┌─ Information shown

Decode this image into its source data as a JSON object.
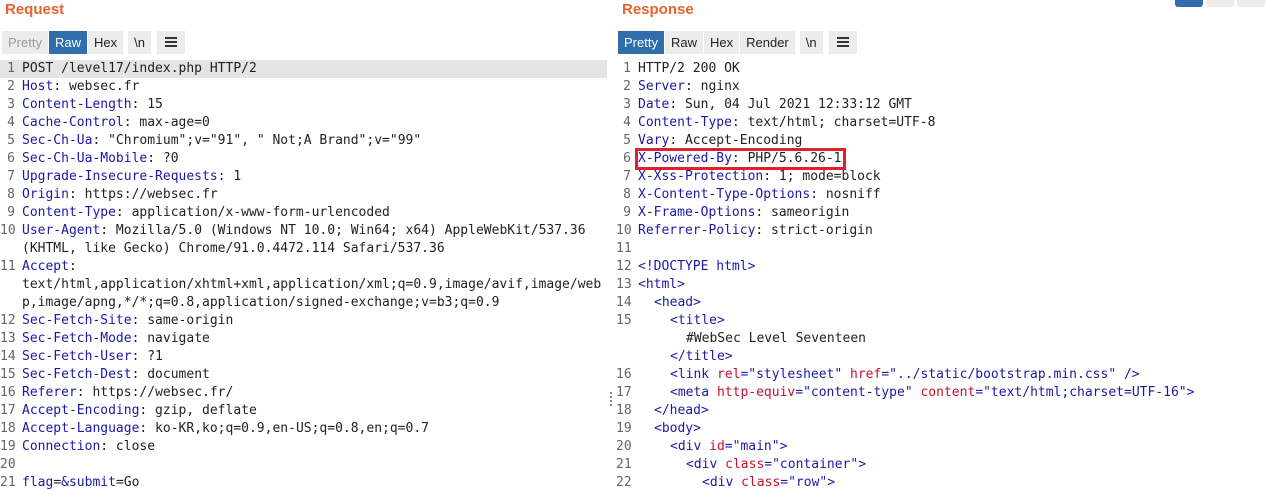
{
  "request": {
    "title": "Request",
    "tabs": [
      {
        "label": "Pretty",
        "state": "disabled"
      },
      {
        "label": "Raw",
        "state": "selected"
      },
      {
        "label": "Hex",
        "state": "normal"
      },
      {
        "label": "\\n",
        "state": "normal"
      }
    ],
    "lines": [
      {
        "n": "1",
        "key": "",
        "val": "POST /level17/index.php HTTP/2"
      },
      {
        "n": "2",
        "key": "Host",
        "val": ": websec.fr"
      },
      {
        "n": "3",
        "key": "Content-Length",
        "val": ": 15"
      },
      {
        "n": "4",
        "key": "Cache-Control",
        "val": ": max-age=0"
      },
      {
        "n": "5",
        "key": "Sec-Ch-Ua",
        "val": ": \"Chromium\";v=\"91\", \" Not;A Brand\";v=\"99\""
      },
      {
        "n": "6",
        "key": "Sec-Ch-Ua-Mobile",
        "val": ": ?0"
      },
      {
        "n": "7",
        "key": "Upgrade-Insecure-Requests",
        "val": ": 1"
      },
      {
        "n": "8",
        "key": "Origin",
        "val": ": https://websec.fr"
      },
      {
        "n": "9",
        "key": "Content-Type",
        "val": ": application/x-www-form-urlencoded"
      },
      {
        "n": "10",
        "key": "User-Agent",
        "val": ": Mozilla/5.0 (Windows NT 10.0; Win64; x64) AppleWebKit/537.36 (KHTML, like Gecko) Chrome/91.0.4472.114 Safari/537.36"
      },
      {
        "n": "11",
        "key": "Accept",
        "val": ":\ntext/html,application/xhtml+xml,application/xml;q=0.9,image/avif,image/webp,image/apng,*/*;q=0.8,application/signed-exchange;v=b3;q=0.9"
      },
      {
        "n": "12",
        "key": "Sec-Fetch-Site",
        "val": ": same-origin"
      },
      {
        "n": "13",
        "key": "Sec-Fetch-Mode",
        "val": ": navigate"
      },
      {
        "n": "14",
        "key": "Sec-Fetch-User",
        "val": ": ?1"
      },
      {
        "n": "15",
        "key": "Sec-Fetch-Dest",
        "val": ": document"
      },
      {
        "n": "16",
        "key": "Referer",
        "val": ": https://websec.fr/"
      },
      {
        "n": "17",
        "key": "Accept-Encoding",
        "val": ": gzip, deflate"
      },
      {
        "n": "18",
        "key": "Accept-Language",
        "val": ": ko-KR,ko;q=0.9,en-US;q=0.8,en;q=0.7"
      },
      {
        "n": "19",
        "key": "Connection",
        "val": ": close"
      },
      {
        "n": "20",
        "key": "",
        "val": ""
      },
      {
        "n": "21",
        "key": "",
        "val": "",
        "body": [
          [
            "flag",
            "="
          ],
          [
            "&submit",
            "=Go"
          ]
        ]
      }
    ]
  },
  "response": {
    "title": "Response",
    "tabs": [
      {
        "label": "Pretty",
        "state": "selected"
      },
      {
        "label": "Raw",
        "state": "normal"
      },
      {
        "label": "Hex",
        "state": "normal"
      },
      {
        "label": "Render",
        "state": "normal"
      },
      {
        "label": "\\n",
        "state": "normal"
      }
    ],
    "headers": [
      {
        "n": "1",
        "key": "",
        "val": "HTTP/2 200 OK"
      },
      {
        "n": "2",
        "key": "Server",
        "val": ": nginx"
      },
      {
        "n": "3",
        "key": "Date",
        "val": ": Sun, 04 Jul 2021 12:33:12 GMT"
      },
      {
        "n": "4",
        "key": "Content-Type",
        "val": ": text/html; charset=UTF-8"
      },
      {
        "n": "5",
        "key": "Vary",
        "val": ": Accept-Encoding"
      },
      {
        "n": "6",
        "key": "X-Powered-By",
        "val": ": PHP/5.6.26-1",
        "highlight": true
      },
      {
        "n": "7",
        "key": "X-Xss-Protection",
        "val": ": 1; mode=block"
      },
      {
        "n": "8",
        "key": "X-Content-Type-Options",
        "val": ": nosniff"
      },
      {
        "n": "9",
        "key": "X-Frame-Options",
        "val": ": sameorigin"
      },
      {
        "n": "10",
        "key": "Referrer-Policy",
        "val": ": strict-origin"
      },
      {
        "n": "11",
        "key": "",
        "val": ""
      }
    ],
    "body": [
      {
        "n": "12",
        "indent": 0,
        "parts": [
          [
            "tag",
            "<!DOCTYPE html>"
          ]
        ]
      },
      {
        "n": "13",
        "indent": 0,
        "parts": [
          [
            "tag",
            "<html>"
          ]
        ]
      },
      {
        "n": "14",
        "indent": 1,
        "parts": [
          [
            "tag",
            "<head>"
          ]
        ]
      },
      {
        "n": "15",
        "indent": 2,
        "parts": [
          [
            "tag",
            "<title>"
          ]
        ]
      },
      {
        "n": "",
        "indent": 3,
        "parts": [
          [
            "txt",
            "#WebSec Level Seventeen"
          ]
        ]
      },
      {
        "n": "",
        "indent": 2,
        "parts": [
          [
            "tag",
            "</title>"
          ]
        ]
      },
      {
        "n": "16",
        "indent": 2,
        "parts": [
          [
            "tag",
            "<link "
          ],
          [
            "atr",
            "rel"
          ],
          [
            "tag",
            "="
          ],
          [
            "str",
            "\"stylesheet\""
          ],
          [
            "tag",
            " "
          ],
          [
            "atr",
            "href"
          ],
          [
            "tag",
            "="
          ],
          [
            "str",
            "\"../static/bootstrap.min.css\""
          ],
          [
            "tag",
            " />"
          ]
        ]
      },
      {
        "n": "17",
        "indent": 2,
        "parts": [
          [
            "tag",
            "<meta "
          ],
          [
            "atr",
            "http-equiv"
          ],
          [
            "tag",
            "="
          ],
          [
            "str",
            "\"content-type\""
          ],
          [
            "tag",
            " "
          ],
          [
            "atr",
            "content"
          ],
          [
            "tag",
            "="
          ],
          [
            "str",
            "\"text/html;charset=UTF-16\""
          ],
          [
            "tag",
            ">"
          ]
        ]
      },
      {
        "n": "18",
        "indent": 1,
        "parts": [
          [
            "tag",
            "</head>"
          ]
        ]
      },
      {
        "n": "19",
        "indent": 1,
        "parts": [
          [
            "tag",
            "<body>"
          ]
        ]
      },
      {
        "n": "20",
        "indent": 2,
        "parts": [
          [
            "tag",
            "<div "
          ],
          [
            "atr",
            "id"
          ],
          [
            "tag",
            "="
          ],
          [
            "str",
            "\"main\""
          ],
          [
            "tag",
            ">"
          ]
        ]
      },
      {
        "n": "21",
        "indent": 3,
        "parts": [
          [
            "tag",
            "<div "
          ],
          [
            "atr",
            "class"
          ],
          [
            "tag",
            "="
          ],
          [
            "str",
            "\"container\""
          ],
          [
            "tag",
            ">"
          ]
        ]
      },
      {
        "n": "22",
        "indent": 4,
        "parts": [
          [
            "tag",
            "<div "
          ],
          [
            "atr",
            "class"
          ],
          [
            "tag",
            "="
          ],
          [
            "str",
            "\"row\""
          ],
          [
            "tag",
            ">"
          ]
        ]
      }
    ]
  },
  "colors": {
    "accent": "#e8622c",
    "selected_tab": "#2f6eaa",
    "header_key": "#1a1aa6",
    "attr": "#c8102e",
    "highlight_box": "#e0202a"
  }
}
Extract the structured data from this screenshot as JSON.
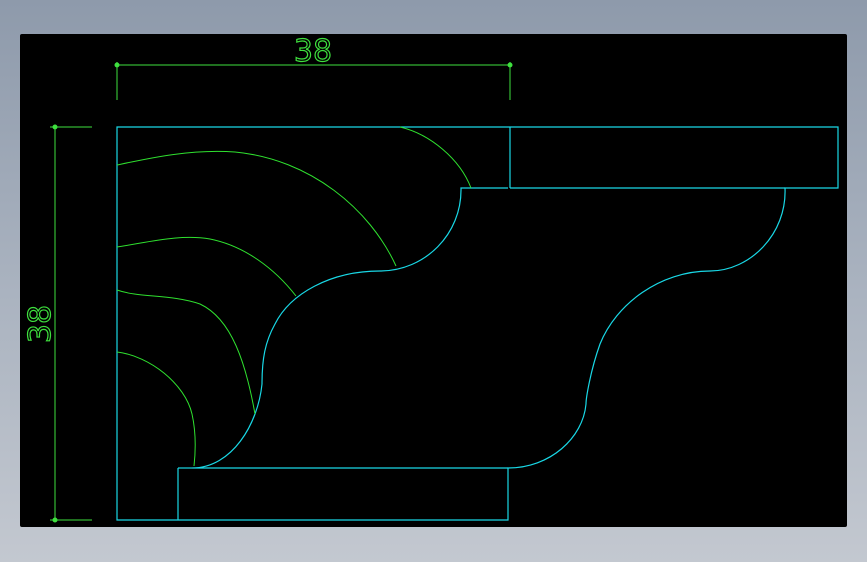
{
  "drawing": {
    "dimensions": {
      "horizontal_value": "38",
      "vertical_value": "38"
    },
    "colors": {
      "background": "#000000",
      "outline": "#19d8e6",
      "hatch": "#2fe02f",
      "dimension": "#3ee03e"
    }
  }
}
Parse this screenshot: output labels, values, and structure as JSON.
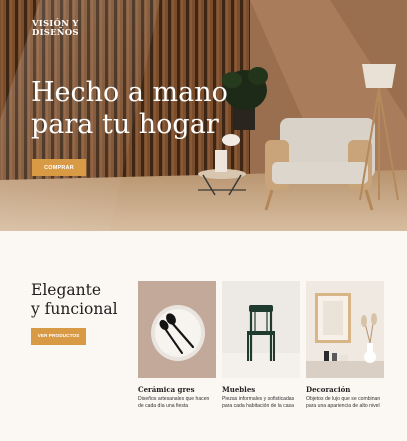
{
  "brand": {
    "line1": "VISIÓN Y",
    "line2": "DISEÑOS"
  },
  "hero": {
    "title_line1": "Hecho a mano",
    "title_line2": "para tu hogar",
    "cta": "COMPRAR"
  },
  "feature": {
    "title_line1": "Elegante",
    "title_line2": "y funcional",
    "cta": "VER PRODUCTOS"
  },
  "products": [
    {
      "name": "Cerámica gres",
      "desc_line1": "Diseños artesanales que hacen",
      "desc_line2": "de cada día una fiesta",
      "icon": "ceramic-plate-icon"
    },
    {
      "name": "Muebles",
      "desc_line1": "Piezas informales y sofisticadas",
      "desc_line2": "para cada habitación de la casa",
      "icon": "chair-icon"
    },
    {
      "name": "Decoración",
      "desc_line1": "Objetos de lujo que se combinan",
      "desc_line2": "para una apariencia de alto nivel",
      "icon": "decor-frame-icon"
    }
  ],
  "colors": {
    "accent": "#d99a45",
    "background": "#fbf7f3",
    "text": "#1e1e1e"
  }
}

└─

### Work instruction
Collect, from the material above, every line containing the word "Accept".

### The answer
        "key": "Accept",
        "key": "Accept-Encoding",
        "key": "Accept-Language",
        "val": ": Accept-Encoding"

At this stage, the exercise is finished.